The dishonest manager is not commended for being dishonest, but rather for not giving up on his power to make the world a better place.  His tactics may have been a bit questionable, but nonetheless, we applaud him the end result, as Jesus does, for helping the needy in their plight.

Jesus is telling us one more time that how we live right now—how we use our money and our resources—has important consequences for God’s kingdom.  As the manager in this story used all his resources to secure his future, our call is be no less resourceful.  At our disposal, we have hope in God’s justice, faith in God’s peace, and trust in God’s grace, indeed the best resources anywhere.

As we turn to those resources, as Jesus concludes the parable, two main lessons emerge.  First, the chief duty of the manager is not to be shrewd or frugal or successful.  The chief duty of the manager is to be faithful—even in small things.  Most of us will never write a book, win a Nobel Peace prize, dine with the queen, or negotiate an end to war.  More likely this month will present us with opportunities to call a friend in need, feed our neighbor’s dog, go to a committee meeting, coach a few kids in football, share a meal with another, visit a sick relative, cast our vote, volunteer in the nursery, and read a bedtime story to a child.  It’s a fundamental principle that the little things that we do reflect our authentic character: “Whoever is faithful in a very little,” Jesus says, “is faithful also in much.”

And finally, Jesus closes the story with a second lesson: “No one can serve two masters…You cannot serve God and wealth.”   A person can have two jobs.  For instance, one can be a waiter by day and a musician by night—or maybe a minister or certain days and a booking agent on others.   But a slave, a steward, a manager has little spare time, especially in Jesus’ day.  Every moment of a slave’s day and every ounce of his energy belonged to the master.  He had no time which was his own.  So serving God can never be a part-time pursuit.  Once one chooses to serve God, every moment of his time and every atom of his energy belong to God.  God is an exclusive master.  We either belong to him totally or not at all.

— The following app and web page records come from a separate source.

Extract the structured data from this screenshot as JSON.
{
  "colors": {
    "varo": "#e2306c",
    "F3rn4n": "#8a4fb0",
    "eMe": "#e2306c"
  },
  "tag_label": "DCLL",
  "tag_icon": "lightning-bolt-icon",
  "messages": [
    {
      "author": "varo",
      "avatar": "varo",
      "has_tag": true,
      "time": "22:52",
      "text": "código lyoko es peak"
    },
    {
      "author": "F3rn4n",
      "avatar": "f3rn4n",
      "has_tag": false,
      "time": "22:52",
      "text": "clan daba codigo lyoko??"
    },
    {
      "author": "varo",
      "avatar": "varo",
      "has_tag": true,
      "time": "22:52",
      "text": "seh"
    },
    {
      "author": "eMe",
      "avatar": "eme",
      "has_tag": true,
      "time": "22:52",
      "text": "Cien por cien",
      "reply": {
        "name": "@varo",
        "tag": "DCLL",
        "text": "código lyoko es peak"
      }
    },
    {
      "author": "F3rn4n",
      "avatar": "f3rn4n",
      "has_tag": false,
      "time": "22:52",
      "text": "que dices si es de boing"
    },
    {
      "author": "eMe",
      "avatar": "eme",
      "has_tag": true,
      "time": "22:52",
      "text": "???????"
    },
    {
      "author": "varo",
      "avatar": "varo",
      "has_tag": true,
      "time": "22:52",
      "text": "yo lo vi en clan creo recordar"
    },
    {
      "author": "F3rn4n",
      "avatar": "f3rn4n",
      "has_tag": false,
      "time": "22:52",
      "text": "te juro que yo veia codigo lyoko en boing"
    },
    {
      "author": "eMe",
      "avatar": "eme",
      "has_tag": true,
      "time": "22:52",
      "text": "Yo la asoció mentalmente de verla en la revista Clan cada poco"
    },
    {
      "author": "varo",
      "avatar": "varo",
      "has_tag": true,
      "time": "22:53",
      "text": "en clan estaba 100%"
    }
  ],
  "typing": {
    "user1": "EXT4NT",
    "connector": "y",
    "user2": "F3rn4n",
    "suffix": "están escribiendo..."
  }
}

What if you were God for a day?  The better question is, what if you were God’s manager for a day?  That’s what we are really.  As Christians, we’re stewards of God’s creation.  How do you use your resources?  Not just what you give to the church or to charity, but all of it.  You have but one life to live, my friends, so go forth and be a miracle.  What if you were God for a day?  Well, you are God’s manager…at least for this day.